**** INPUT DATA

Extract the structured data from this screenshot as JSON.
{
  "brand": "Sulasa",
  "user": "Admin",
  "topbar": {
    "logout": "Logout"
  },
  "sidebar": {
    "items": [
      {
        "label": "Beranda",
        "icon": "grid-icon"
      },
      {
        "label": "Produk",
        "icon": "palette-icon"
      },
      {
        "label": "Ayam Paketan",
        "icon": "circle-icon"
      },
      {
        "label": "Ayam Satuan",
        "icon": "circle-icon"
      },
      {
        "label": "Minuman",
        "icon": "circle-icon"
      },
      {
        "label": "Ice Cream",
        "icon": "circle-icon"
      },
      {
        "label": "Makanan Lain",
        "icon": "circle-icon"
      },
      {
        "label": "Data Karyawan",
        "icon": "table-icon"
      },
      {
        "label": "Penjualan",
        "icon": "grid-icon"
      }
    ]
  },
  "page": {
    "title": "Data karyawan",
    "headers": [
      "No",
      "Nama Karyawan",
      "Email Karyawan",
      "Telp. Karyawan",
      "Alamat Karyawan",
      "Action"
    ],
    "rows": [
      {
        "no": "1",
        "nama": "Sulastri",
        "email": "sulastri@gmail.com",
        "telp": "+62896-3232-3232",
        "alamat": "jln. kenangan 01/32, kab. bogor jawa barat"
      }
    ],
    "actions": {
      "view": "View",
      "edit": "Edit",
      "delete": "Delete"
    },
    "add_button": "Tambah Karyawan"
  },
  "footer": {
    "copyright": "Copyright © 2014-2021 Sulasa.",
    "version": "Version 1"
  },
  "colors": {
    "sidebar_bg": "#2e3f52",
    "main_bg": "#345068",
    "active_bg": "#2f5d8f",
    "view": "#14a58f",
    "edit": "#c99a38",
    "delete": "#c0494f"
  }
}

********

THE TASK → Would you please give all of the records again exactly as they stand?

ANSWER BELOW →
Extract the structured data from this screenshot as JSON.
{
  "brand": "Sulasa",
  "user": "Admin",
  "topbar": {
    "logout": "Logout"
  },
  "sidebar": {
    "items": [
      {
        "label": "Beranda",
        "icon": "grid-icon"
      },
      {
        "label": "Produk",
        "icon": "palette-icon"
      },
      {
        "label": "Ayam Paketan",
        "icon": "circle-icon"
      },
      {
        "label": "Ayam Satuan",
        "icon": "circle-icon"
      },
      {
        "label": "Minuman",
        "icon": "circle-icon"
      },
      {
        "label": "Ice Cream",
        "icon": "circle-icon"
      },
      {
        "label": "Makanan Lain",
        "icon": "circle-icon"
      },
      {
        "label": "Data Karyawan",
        "icon": "table-icon"
      },
      {
        "label": "Penjualan",
        "icon": "grid-icon"
      }
    ]
  },
  "page": {
    "title": "Data karyawan",
    "headers": [
      "No",
      "Nama Karyawan",
      "Email Karyawan",
      "Telp. Karyawan",
      "Alamat Karyawan",
      "Action"
    ],
    "rows": [
      {
        "no": "1",
        "nama": "Sulastri",
        "email": "sulastri@gmail.com",
        "telp": "+62896-3232-3232",
        "alamat": "jln. kenangan 01/32, kab. bogor jawa barat"
      }
    ],
    "actions": {
      "view": "View",
      "edit": "Edit",
      "delete": "Delete"
    },
    "add_button": "Tambah Karyawan"
  },
  "footer": {
    "copyright": "Copyright © 2014-2021 Sulasa.",
    "version": "Version 1"
  },
  "colors": {
    "sidebar_bg": "#2e3f52",
    "main_bg": "#345068",
    "active_bg": "#2f5d8f",
    "view": "#14a58f",
    "edit": "#c99a38",
    "delete": "#c0494f"
  }
}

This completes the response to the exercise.